Ross Wilson completed the last event of his first Paralympics on Friday. Photo: Dan Galbraith/Canadian Paralympic Committee

Big losses lead to big gains

Canadian takes to Paralympic cycling after dropping weight and getting fit

RIO DE JANEIRO, Brazil – Canadian para-cyclist Ross Wilson used the same mindset to succeed in the Paralympic Games as he did to lose more than 100 pounds.

Five years ago, Wilson walked into the doctor’s office weighing almost 300 pounds and suffering from a neurological disease called Charcot-Marie-Tooth-Disease. In the last week, he won two silver medals at the Paralympics in Rio.

He achieved both feats by taking them one step at a time.
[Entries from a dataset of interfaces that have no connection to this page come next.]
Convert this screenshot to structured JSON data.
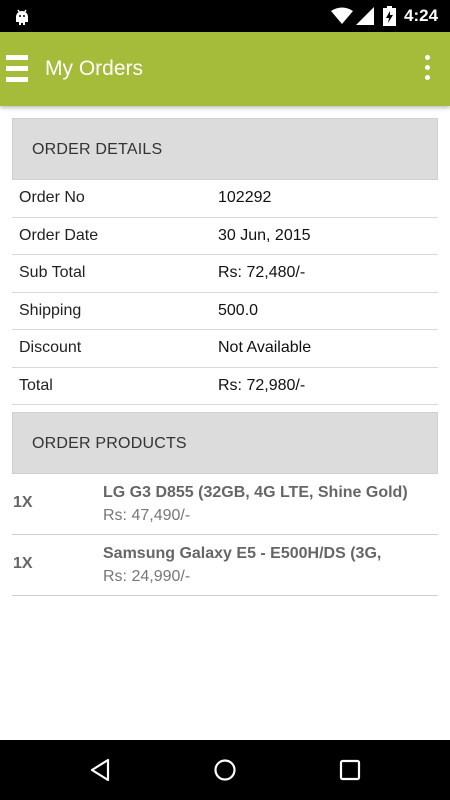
{
  "status_bar": {
    "time": "4:24",
    "icons": [
      "android-icon",
      "wifi-icon",
      "signal-icon",
      "battery-charging-icon"
    ]
  },
  "app_bar": {
    "title": "My Orders",
    "icons": [
      "menu-icon",
      "overflow-menu-icon"
    ]
  },
  "order_details": {
    "header": "ORDER DETAILS",
    "rows": [
      {
        "label": "Order No",
        "value": "102292"
      },
      {
        "label": "Order Date",
        "value": "30 Jun, 2015"
      },
      {
        "label": "Sub Total",
        "value": "Rs: 72,480/-"
      },
      {
        "label": "Shipping",
        "value": "500.0"
      },
      {
        "label": "Discount",
        "value": "Not Available"
      },
      {
        "label": "Total",
        "value": "Rs: 72,980/-"
      }
    ]
  },
  "order_products": {
    "header": "ORDER PRODUCTS",
    "items": [
      {
        "qty": "1X",
        "name": "LG G3 D855 (32GB, 4G LTE, Shine Gold)",
        "price": "Rs: 47,490/-"
      },
      {
        "qty": "1X",
        "name": "Samsung Galaxy E5 - E500H/DS (3G,",
        "price": "Rs: 24,990/-"
      }
    ]
  },
  "nav_bar": {
    "icons": [
      "back-icon",
      "home-icon",
      "recent-apps-icon"
    ]
  },
  "colors": {
    "app_bar": "#a5bb3a",
    "section_header_bg": "#dcdcdc",
    "status_bar": "#000000",
    "nav_bar": "#000000"
  }
}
“I’m very goal oriented and very driven, so for me, once I lost the 30 pounds I wanted to make it 50, then I wanted to make that 60,” said Wilson at the cycling track at Pontal. “It was just adding these goals and that’s how I approach my life.

“Even training for cycling. I knew the time that I needed for the pursuit, so that’s what I’ve been training towards. I’m just a disciplined person and I really enjoyed that, but I also think that you can have levity in life and you can enjoy yourself and you kind of go along about it.”
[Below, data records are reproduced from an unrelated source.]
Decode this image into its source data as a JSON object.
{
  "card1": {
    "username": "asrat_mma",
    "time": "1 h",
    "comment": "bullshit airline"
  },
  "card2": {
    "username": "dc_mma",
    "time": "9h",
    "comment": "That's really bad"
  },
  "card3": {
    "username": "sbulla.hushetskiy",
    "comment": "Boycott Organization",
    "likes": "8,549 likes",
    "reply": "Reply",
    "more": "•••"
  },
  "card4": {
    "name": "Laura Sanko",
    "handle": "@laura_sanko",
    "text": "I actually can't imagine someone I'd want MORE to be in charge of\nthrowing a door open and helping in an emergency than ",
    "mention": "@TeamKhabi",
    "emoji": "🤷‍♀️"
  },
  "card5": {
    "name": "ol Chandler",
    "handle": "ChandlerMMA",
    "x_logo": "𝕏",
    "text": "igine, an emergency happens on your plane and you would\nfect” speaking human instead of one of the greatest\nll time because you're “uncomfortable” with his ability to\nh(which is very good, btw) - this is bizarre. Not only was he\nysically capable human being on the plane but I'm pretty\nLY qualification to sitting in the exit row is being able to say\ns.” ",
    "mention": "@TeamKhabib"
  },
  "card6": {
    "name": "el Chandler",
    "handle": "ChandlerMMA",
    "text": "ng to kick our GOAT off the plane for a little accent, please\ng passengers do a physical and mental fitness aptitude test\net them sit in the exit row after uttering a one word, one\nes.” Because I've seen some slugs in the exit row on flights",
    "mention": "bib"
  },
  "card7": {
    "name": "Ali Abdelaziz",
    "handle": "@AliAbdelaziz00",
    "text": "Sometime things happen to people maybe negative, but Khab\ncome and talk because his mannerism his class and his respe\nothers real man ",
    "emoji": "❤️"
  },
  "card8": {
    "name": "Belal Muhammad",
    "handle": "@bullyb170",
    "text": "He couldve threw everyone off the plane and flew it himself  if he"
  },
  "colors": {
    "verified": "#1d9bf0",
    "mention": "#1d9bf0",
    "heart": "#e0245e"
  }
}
At first, the need to lose weight was strictly for health reasons. His doctor told him that it would be difficult to balance with his disability and he would have a problem with rolling his ankles, especially carrying around extra weight.
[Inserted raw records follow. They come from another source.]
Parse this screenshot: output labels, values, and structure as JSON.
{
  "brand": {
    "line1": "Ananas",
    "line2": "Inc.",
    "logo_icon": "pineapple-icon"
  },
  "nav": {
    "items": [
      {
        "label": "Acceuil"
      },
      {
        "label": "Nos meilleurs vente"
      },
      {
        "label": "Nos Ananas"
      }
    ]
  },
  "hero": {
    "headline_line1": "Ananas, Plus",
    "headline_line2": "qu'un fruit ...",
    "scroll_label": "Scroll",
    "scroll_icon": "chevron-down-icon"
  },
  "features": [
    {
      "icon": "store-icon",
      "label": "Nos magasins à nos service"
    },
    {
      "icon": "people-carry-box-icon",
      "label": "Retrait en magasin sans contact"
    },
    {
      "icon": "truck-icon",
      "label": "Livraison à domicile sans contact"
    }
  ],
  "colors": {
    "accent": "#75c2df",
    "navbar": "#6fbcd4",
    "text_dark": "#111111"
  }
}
Wilson had to choose between taking control of his life, or continuing the way he was going. He chose control.

With his then girlfriend, now wife, and a couple of his friends, he set up a weight loss challenge.

“I got started and in four or five months, I lost 40 pounds and I just kept going,” he said. “Over the course of the year it was 110. Once I was down around the 160 mark, I thought I could pull off owning a road bike and going around in the Lycra and all that.”

The chartered accountant from Edmonton, Alta., bought his first bike simply to be able to maintain his new weight and stay fit. The next spring, he purchased a racing bike and it was only three short years later that he was competing in the Rio Paralympics.

In Rio for his first Games, Wilson, 34, picked up two silvers – in cycling track’s men’s time trial C1 and the other in cycling road’s men’s C1 3000m individual pursuit.

Although initially frustrated with his finish, he was able to look at positives.

“I was disappointed not to win the gold, but I look at the way I navigated the course, the speed that I did it in, and I was fairly technical for some of those turnarounds,” Wilson said. “I think that it was nice to affirm to the world that even though I hadn’t ridden a time trial internationally in two years that I am a contender.

“Even though I haven’t been around, don’t forget about me.”

As for his mysterious weight loss challenge that gave him the opportunity to become a Paralympian?

It really was not anything special, he said.

“Everybody thinks that I did something special or I followed some magic,” Wilson said. “I managed what I ate, I controlled my caloric intake, and I exercised. It’s not rocket science, calories in versus calories out.”

Besides the healthier lifestyle and international athletic awards, Wilson admits that there are other benefits to his dramatic weight loss.

“It wouldn’t look nearly as offensive as seeing a 300 pound guy with Lycra stretched around him. There is only so much stretch that Lycra does.”

 

Twitter: @Botts89